    Great thinking here. There are so many pieces to the puzzle and so many things to consider that people are scared to approach any one part of it. Each step in the process – getting visitors, educating them, converting them – takes strategy and persistence. Tackling even one aspect is always better than doing nothing but if you're not achieving the thing you set out to do, then your effort is wasted.

  • http://sharondrewmorgen.com sharondrew

    Thanks for your comment, Josh. I”m actually recommending something a bit different. Our current model of getting visitors, educating them, and converting them omits a capability to actually help them make the internal, off-line decisions they need to come up with that sales doesn't help manage. At all. Sales isn't there at their meetings. Sales doesn't sit in with two department heads discussing budget.
    I'm suggesting that you add a Buying Facilitation(R) initiative in additional to the tools and techniques you use as sellers. Until or unless buyers manage the hidden, off-line internal stuff, they won't take the final step which is the purchase (remember that a purchasing decision is the last decision made and we enter too early).
    You are thinking sales. The sales model doesn't handle the decision issues that are private and idiosyncratic.

  • http://sharondrewmorgen.com sharondrew

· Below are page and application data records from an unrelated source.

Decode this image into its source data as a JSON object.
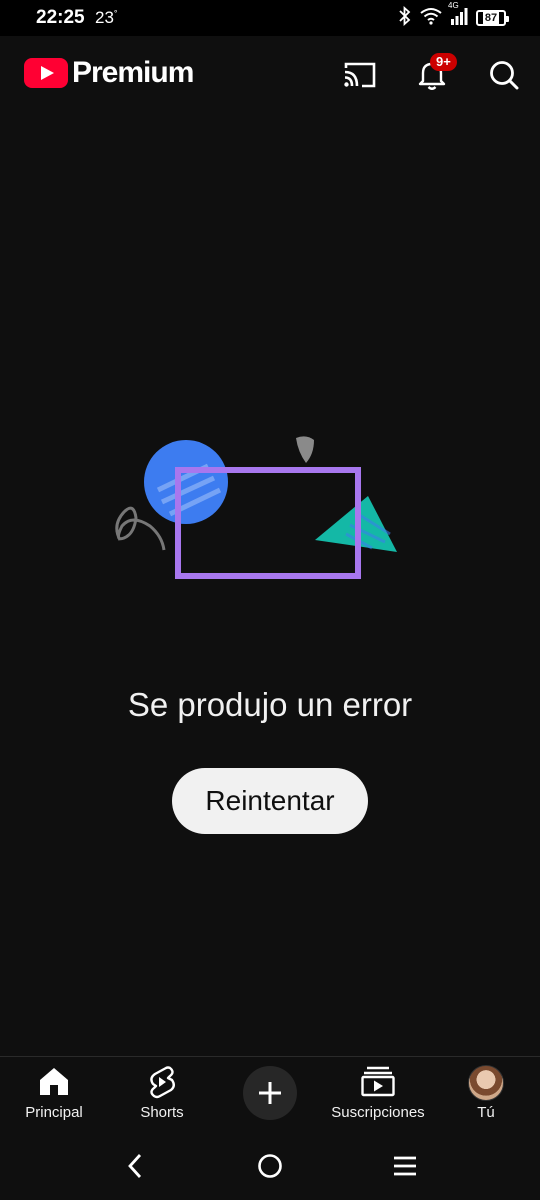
{
  "status_bar": {
    "time": "22:25",
    "temperature": "23",
    "temperature_unit": "°",
    "network_label": "4G",
    "battery": "87"
  },
  "header": {
    "logo_text": "Premium",
    "notification_badge": "9+"
  },
  "error": {
    "message": "Se produjo un error",
    "retry_label": "Reintentar"
  },
  "bottom_nav": {
    "items": [
      {
        "label": "Principal"
      },
      {
        "label": "Shorts"
      },
      {
        "label": "Suscripciones"
      },
      {
        "label": "Tú"
      }
    ]
  },
  "colors": {
    "background": "#0f0f0f",
    "brand_red": "#ff0033",
    "badge_red": "#cc0000",
    "illustration_blue": "#3d7cf0",
    "illustration_purple": "#a877ee",
    "illustration_teal": "#14b8a6"
  }
}
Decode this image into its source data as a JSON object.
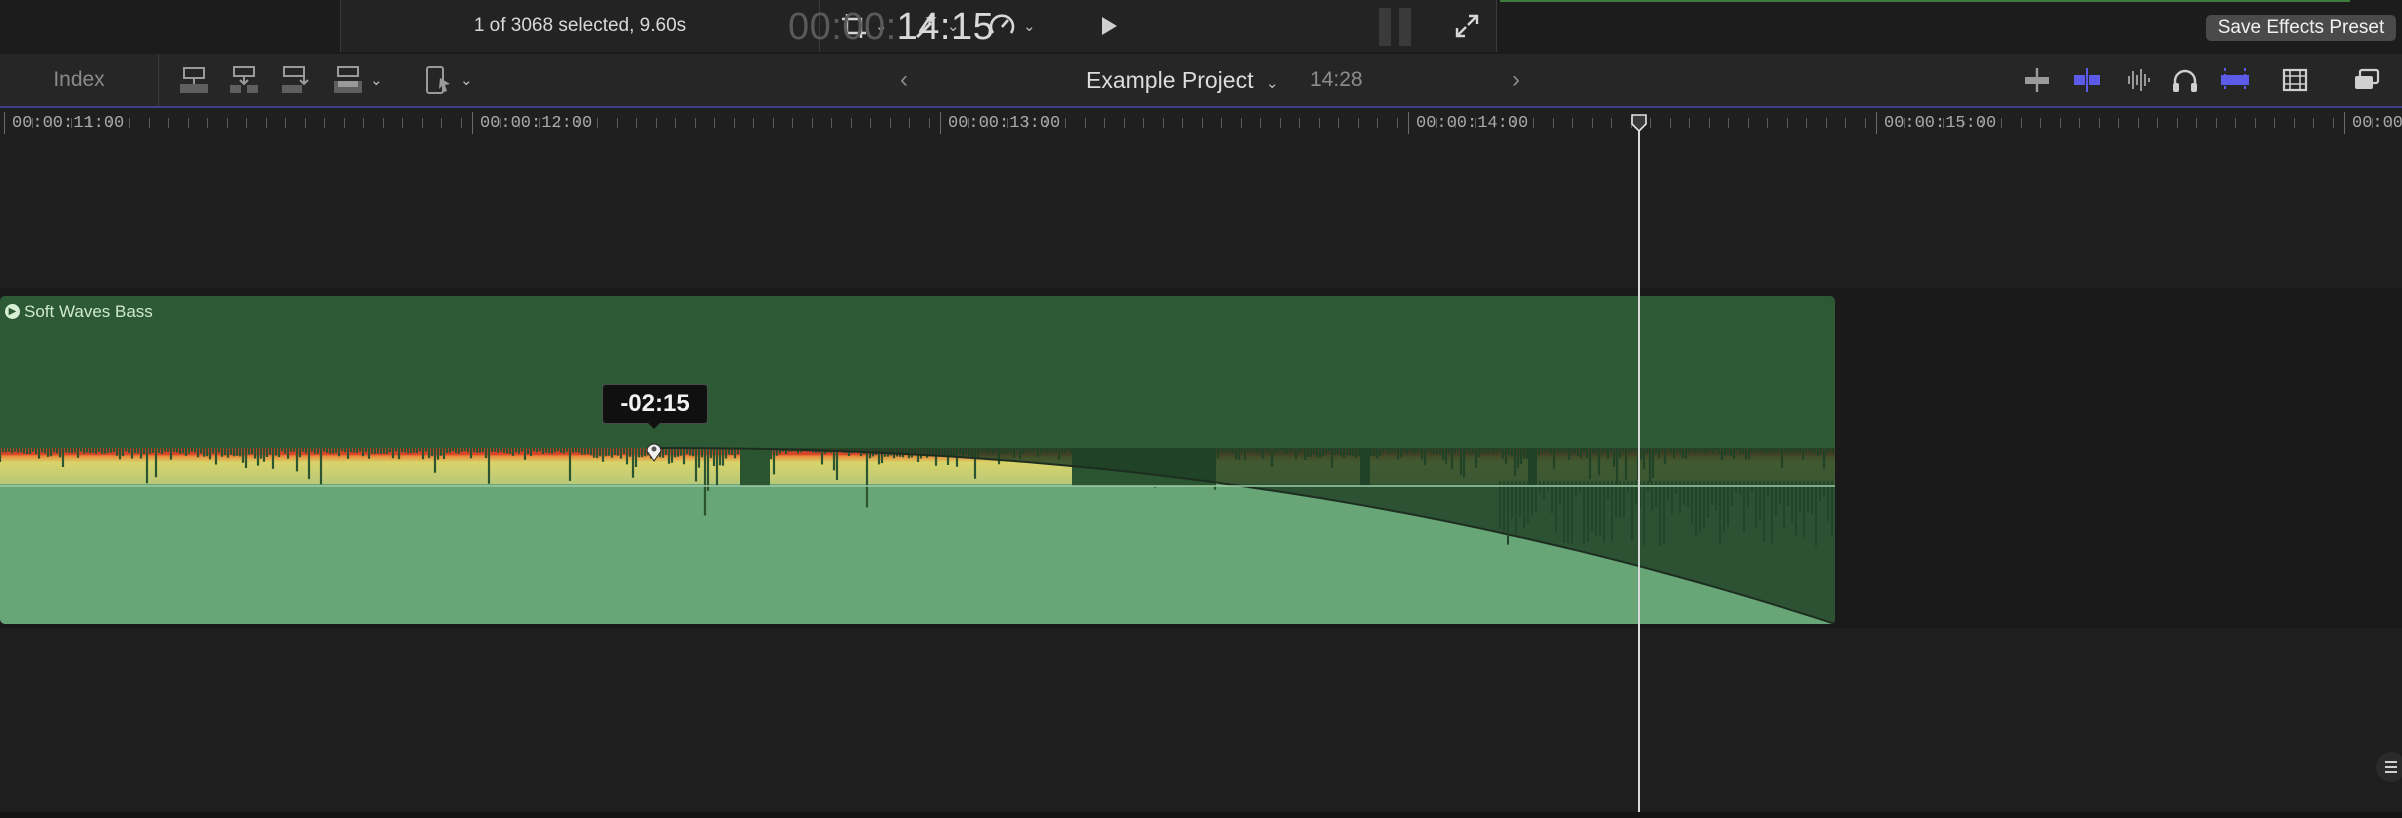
{
  "viewer": {
    "selection_info": "1 of 3068 selected, 9.60s",
    "timecode_dim": "00:00:",
    "timecode_bright": "14:15",
    "icons": [
      "crop-icon",
      "magic-wand-icon",
      "speed-icon",
      "play-icon",
      "fullscreen-icon"
    ],
    "save_effects_preset": "Save Effects Preset"
  },
  "toolbar": {
    "index_label": "Index",
    "project_name": "Example Project",
    "project_duration": "14:28"
  },
  "ruler": {
    "labels": [
      "00:00:11:00",
      "00:00:12:00",
      "00:00:13:00",
      "00:00:14:00",
      "00:00:15:00",
      "00:00"
    ]
  },
  "clip": {
    "name": "Soft Waves Bass",
    "fade_label": "-02:15"
  },
  "colors": {
    "clip_fill": "#2d5a35",
    "wave_fill": "#68a577",
    "peak_red": "#d94428",
    "peak_yellow": "#d8d46a",
    "accent_blue": "#5b5be8"
  }
}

    Thanks for your comment, Josh. I”m actually recommending something a bit different. Our current model of getting visitors, educating them, and converting them omits a capability to actually help them make the internal, off-line decisions they need to come up with that sales doesn't help manage. At all. Sales isn't there at their meetings. Sales doesn't sit in with two department heads discussing budget.
    I'm suggesting that you add a Buying Facilitation(R) initiative in additional to the tools and techniques you use as sellers. Until or unless buyers manage the hidden, off-line internal stuff, they won't take the final step which is the purchase (remember that a purchasing decision is the last decision made and we enter too early).
    You are thinking sales. The sales model doesn't handle the decision issues that are private and idiosyncratic.